Stored items:
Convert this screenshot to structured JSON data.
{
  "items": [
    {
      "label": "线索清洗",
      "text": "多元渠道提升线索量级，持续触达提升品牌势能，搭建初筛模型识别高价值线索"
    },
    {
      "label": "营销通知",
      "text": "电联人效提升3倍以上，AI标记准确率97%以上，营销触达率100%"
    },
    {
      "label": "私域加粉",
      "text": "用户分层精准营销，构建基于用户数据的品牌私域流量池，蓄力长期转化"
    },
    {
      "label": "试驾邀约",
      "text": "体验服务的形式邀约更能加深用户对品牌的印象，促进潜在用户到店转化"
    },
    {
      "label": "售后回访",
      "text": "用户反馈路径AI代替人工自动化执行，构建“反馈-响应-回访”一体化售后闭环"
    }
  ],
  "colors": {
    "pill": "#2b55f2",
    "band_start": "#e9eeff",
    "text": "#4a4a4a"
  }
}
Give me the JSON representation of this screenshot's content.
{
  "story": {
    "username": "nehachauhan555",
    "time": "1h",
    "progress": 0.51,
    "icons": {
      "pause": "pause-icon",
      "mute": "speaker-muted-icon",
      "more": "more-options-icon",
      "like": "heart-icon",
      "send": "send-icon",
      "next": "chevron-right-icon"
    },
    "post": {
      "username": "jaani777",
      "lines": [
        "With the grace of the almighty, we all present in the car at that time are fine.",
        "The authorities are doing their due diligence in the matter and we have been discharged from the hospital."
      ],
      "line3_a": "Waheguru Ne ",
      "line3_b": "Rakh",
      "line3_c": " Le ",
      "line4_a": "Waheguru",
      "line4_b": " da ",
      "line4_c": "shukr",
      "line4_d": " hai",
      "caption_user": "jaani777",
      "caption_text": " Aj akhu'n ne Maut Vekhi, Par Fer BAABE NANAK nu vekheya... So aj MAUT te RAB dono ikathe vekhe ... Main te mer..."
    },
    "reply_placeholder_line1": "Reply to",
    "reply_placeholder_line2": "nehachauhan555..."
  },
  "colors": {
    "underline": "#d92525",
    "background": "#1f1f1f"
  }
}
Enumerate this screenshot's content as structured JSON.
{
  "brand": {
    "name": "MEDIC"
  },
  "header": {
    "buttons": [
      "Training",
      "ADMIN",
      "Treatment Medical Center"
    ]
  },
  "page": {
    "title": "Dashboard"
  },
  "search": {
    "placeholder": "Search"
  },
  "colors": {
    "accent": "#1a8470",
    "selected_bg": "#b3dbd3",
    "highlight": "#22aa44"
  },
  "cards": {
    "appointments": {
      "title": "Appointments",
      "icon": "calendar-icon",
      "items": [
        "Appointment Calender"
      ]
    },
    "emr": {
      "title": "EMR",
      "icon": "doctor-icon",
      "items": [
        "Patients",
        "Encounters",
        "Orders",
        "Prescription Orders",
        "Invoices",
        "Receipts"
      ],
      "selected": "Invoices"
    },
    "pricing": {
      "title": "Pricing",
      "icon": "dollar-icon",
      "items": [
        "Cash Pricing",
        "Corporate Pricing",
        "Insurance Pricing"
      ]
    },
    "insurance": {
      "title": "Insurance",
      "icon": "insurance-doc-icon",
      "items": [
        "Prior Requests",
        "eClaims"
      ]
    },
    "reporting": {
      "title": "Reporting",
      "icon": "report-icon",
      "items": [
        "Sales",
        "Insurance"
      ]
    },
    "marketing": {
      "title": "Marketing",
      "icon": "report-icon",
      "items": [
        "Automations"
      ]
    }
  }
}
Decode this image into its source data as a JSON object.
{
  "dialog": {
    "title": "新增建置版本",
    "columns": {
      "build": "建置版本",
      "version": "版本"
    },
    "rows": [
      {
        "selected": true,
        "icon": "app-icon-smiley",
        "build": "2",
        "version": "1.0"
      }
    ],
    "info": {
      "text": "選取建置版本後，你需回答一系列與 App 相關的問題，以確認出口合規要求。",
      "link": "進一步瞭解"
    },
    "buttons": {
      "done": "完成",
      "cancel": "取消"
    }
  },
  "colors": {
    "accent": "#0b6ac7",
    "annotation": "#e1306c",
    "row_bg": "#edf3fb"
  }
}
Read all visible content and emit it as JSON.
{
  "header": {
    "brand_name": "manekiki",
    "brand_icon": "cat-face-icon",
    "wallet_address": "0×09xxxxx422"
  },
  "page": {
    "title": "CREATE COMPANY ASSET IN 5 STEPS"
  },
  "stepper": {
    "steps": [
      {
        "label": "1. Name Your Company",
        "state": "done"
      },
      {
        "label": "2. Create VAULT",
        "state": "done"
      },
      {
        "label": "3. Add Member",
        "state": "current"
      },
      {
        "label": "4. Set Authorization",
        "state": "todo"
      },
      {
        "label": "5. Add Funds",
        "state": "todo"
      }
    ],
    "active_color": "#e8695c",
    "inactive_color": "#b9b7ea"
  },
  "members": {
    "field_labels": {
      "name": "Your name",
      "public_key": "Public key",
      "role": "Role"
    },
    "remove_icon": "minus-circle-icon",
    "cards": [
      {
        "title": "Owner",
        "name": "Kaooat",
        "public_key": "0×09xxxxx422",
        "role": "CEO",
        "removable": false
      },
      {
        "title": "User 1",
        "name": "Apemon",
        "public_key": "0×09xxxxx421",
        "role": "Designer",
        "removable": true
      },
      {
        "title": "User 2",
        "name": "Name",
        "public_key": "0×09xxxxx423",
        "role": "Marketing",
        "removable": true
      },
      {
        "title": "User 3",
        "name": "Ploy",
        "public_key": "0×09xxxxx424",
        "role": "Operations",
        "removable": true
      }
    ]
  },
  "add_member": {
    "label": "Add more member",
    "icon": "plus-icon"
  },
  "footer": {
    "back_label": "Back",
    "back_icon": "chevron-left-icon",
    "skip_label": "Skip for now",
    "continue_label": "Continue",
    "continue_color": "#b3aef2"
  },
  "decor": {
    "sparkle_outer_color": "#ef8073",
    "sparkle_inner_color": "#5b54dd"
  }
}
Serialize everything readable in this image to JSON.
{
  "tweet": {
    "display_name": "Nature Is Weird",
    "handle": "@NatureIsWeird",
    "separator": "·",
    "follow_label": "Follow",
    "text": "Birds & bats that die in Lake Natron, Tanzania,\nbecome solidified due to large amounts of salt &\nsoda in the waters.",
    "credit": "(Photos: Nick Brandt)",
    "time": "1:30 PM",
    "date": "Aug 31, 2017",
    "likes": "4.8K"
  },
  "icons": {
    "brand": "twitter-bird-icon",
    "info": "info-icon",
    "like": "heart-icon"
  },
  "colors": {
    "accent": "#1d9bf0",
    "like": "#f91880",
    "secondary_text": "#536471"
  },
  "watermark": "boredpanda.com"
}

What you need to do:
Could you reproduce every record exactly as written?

Answer to the exercise:
Convert this screenshot to structured JSON data.
{
  "items": [
    {
      "label": "线索清洗",
      "text": "多元渠道提升线索量级，持续触达提升品牌势能，搭建初筛模型识别高价值线索"
    },
    {
      "label": "营销通知",
      "text": "电联人效提升3倍以上，AI标记准确率97%以上，营销触达率100%"
    },
    {
      "label": "私域加粉",
      "text": "用户分层精准营销，构建基于用户数据的品牌私域流量池，蓄力长期转化"
    },
    {
      "label": "试驾邀约",
      "text": "体验服务的形式邀约更能加深用户对品牌的印象，促进潜在用户到店转化"
    },
    {
      "label": "售后回访",
      "text": "用户反馈路径AI代替人工自动化执行，构建“反馈-响应-回访”一体化售后闭环"
    }
  ],
  "colors": {
    "pill": "#2b55f2",
    "band_start": "#e9eeff",
    "text": "#4a4a4a"
  }
}
Give me the JSON representation of this screenshot's content.
{
  "story": {
    "username": "nehachauhan555",
    "time": "1h",
    "progress": 0.51,
    "icons": {
      "pause": "pause-icon",
      "mute": "speaker-muted-icon",
      "more": "more-options-icon",
      "like": "heart-icon",
      "send": "send-icon",
      "next": "chevron-right-icon"
    },
    "post": {
      "username": "jaani777",
      "lines": [
        "With the grace of the almighty, we all present in the car at that time are fine.",
        "The authorities are doing their due diligence in the matter and we have been discharged from the hospital."
      ],
      "line3_a": "Waheguru Ne ",
      "line3_b": "Rakh",
      "line3_c": " Le ",
      "line4_a": "Waheguru",
      "line4_b": " da ",
      "line4_c": "shukr",
      "line4_d": " hai",
      "caption_user": "jaani777",
      "caption_text": " Aj akhu'n ne Maut Vekhi, Par Fer BAABE NANAK nu vekheya... So aj MAUT te RAB dono ikathe vekhe ... Main te mer..."
    },
    "reply_placeholder_line1": "Reply to",
    "reply_placeholder_line2": "nehachauhan555..."
  },
  "colors": {
    "underline": "#d92525",
    "background": "#1f1f1f"
  }
}
Enumerate this screenshot's content as structured JSON.
{
  "brand": {
    "name": "MEDIC"
  },
  "header": {
    "buttons": [
      "Training",
      "ADMIN",
      "Treatment Medical Center"
    ]
  },
  "page": {
    "title": "Dashboard"
  },
  "search": {
    "placeholder": "Search"
  },
  "colors": {
    "accent": "#1a8470",
    "selected_bg": "#b3dbd3",
    "highlight": "#22aa44"
  },
  "cards": {
    "appointments": {
      "title": "Appointments",
      "icon": "calendar-icon",
      "items": [
        "Appointment Calender"
      ]
    },
    "emr": {
      "title": "EMR",
      "icon": "doctor-icon",
      "items": [
        "Patients",
        "Encounters",
        "Orders",
        "Prescription Orders",
        "Invoices",
        "Receipts"
      ],
      "selected": "Invoices"
    },
    "pricing": {
      "title": "Pricing",
      "icon": "dollar-icon",
      "items": [
        "Cash Pricing",
        "Corporate Pricing",
        "Insurance Pricing"
      ]
    },
    "insurance": {
      "title": "Insurance",
      "icon": "insurance-doc-icon",
      "items": [
        "Prior Requests",
        "eClaims"
      ]
    },
    "reporting": {
      "title": "Reporting",
      "icon": "report-icon",
      "items": [
        "Sales",
        "Insurance"
      ]
    },
    "marketing": {
      "title": "Marketing",
      "icon": "report-icon",
      "items": [
        "Automations"
      ]
    }
  }
}
Decode this image into its source data as a JSON object.
{
  "dialog": {
    "title": "新增建置版本",
    "columns": {
      "build": "建置版本",
      "version": "版本"
    },
    "rows": [
      {
        "selected": true,
        "icon": "app-icon-smiley",
        "build": "2",
        "version": "1.0"
      }
    ],
    "info": {
      "text": "選取建置版本後，你需回答一系列與 App 相關的問題，以確認出口合規要求。",
      "link": "進一步瞭解"
    },
    "buttons": {
      "done": "完成",
      "cancel": "取消"
    }
  },
  "colors": {
    "accent": "#0b6ac7",
    "annotation": "#e1306c",
    "row_bg": "#edf3fb"
  }
}
Read all visible content and emit it as JSON.
{
  "header": {
    "brand_name": "manekiki",
    "brand_icon": "cat-face-icon",
    "wallet_address": "0×09xxxxx422"
  },
  "page": {
    "title": "CREATE COMPANY ASSET IN 5 STEPS"
  },
  "stepper": {
    "steps": [
      {
        "label": "1. Name Your Company",
        "state": "done"
      },
      {
        "label": "2. Create VAULT",
        "state": "done"
      },
      {
        "label": "3. Add Member",
        "state": "current"
      },
      {
        "label": "4. Set Authorization",
        "state": "todo"
      },
      {
        "label": "5. Add Funds",
        "state": "todo"
      }
    ],
    "active_color": "#e8695c",
    "inactive_color": "#b9b7ea"
  },
  "members": {
    "field_labels": {
      "name": "Your name",
      "public_key": "Public key",
      "role": "Role"
    },
    "remove_icon": "minus-circle-icon",
    "cards": [
      {
        "title": "Owner",
        "name": "Kaooat",
        "public_key": "0×09xxxxx422",
        "role": "CEO",
        "removable": false
      },
      {
        "title": "User 1",
        "name": "Apemon",
        "public_key": "0×09xxxxx421",
        "role": "Designer",
        "removable": true
      },
      {
        "title": "User 2",
        "name": "Name",
        "public_key": "0×09xxxxx423",
        "role": "Marketing",
        "removable": true
      },
      {
        "title": "User 3",
        "name": "Ploy",
        "public_key": "0×09xxxxx424",
        "role": "Operations",
        "removable": true
      }
    ]
  },
  "add_member": {
    "label": "Add more member",
    "icon": "plus-icon"
  },
  "footer": {
    "back_label": "Back",
    "back_icon": "chevron-left-icon",
    "skip_label": "Skip for now",
    "continue_label": "Continue",
    "continue_color": "#b3aef2"
  },
  "decor": {
    "sparkle_outer_color": "#ef8073",
    "sparkle_inner_color": "#5b54dd"
  }
}
Serialize everything readable in this image to JSON.
{
  "tweet": {
    "display_name": "Nature Is Weird",
    "handle": "@NatureIsWeird",
    "separator": "·",
    "follow_label": "Follow",
    "text": "Birds & bats that die in Lake Natron, Tanzania,\nbecome solidified due to large amounts of salt &\nsoda in the waters.",
    "credit": "(Photos: Nick Brandt)",
    "time": "1:30 PM",
    "date": "Aug 31, 2017",
    "likes": "4.8K"
  },
  "icons": {
    "brand": "twitter-bird-icon",
    "info": "info-icon",
    "like": "heart-icon"
  },
  "colors": {
    "accent": "#1d9bf0",
    "like": "#f91880",
    "secondary_text": "#536471"
  },
  "watermark": "boredpanda.com"
}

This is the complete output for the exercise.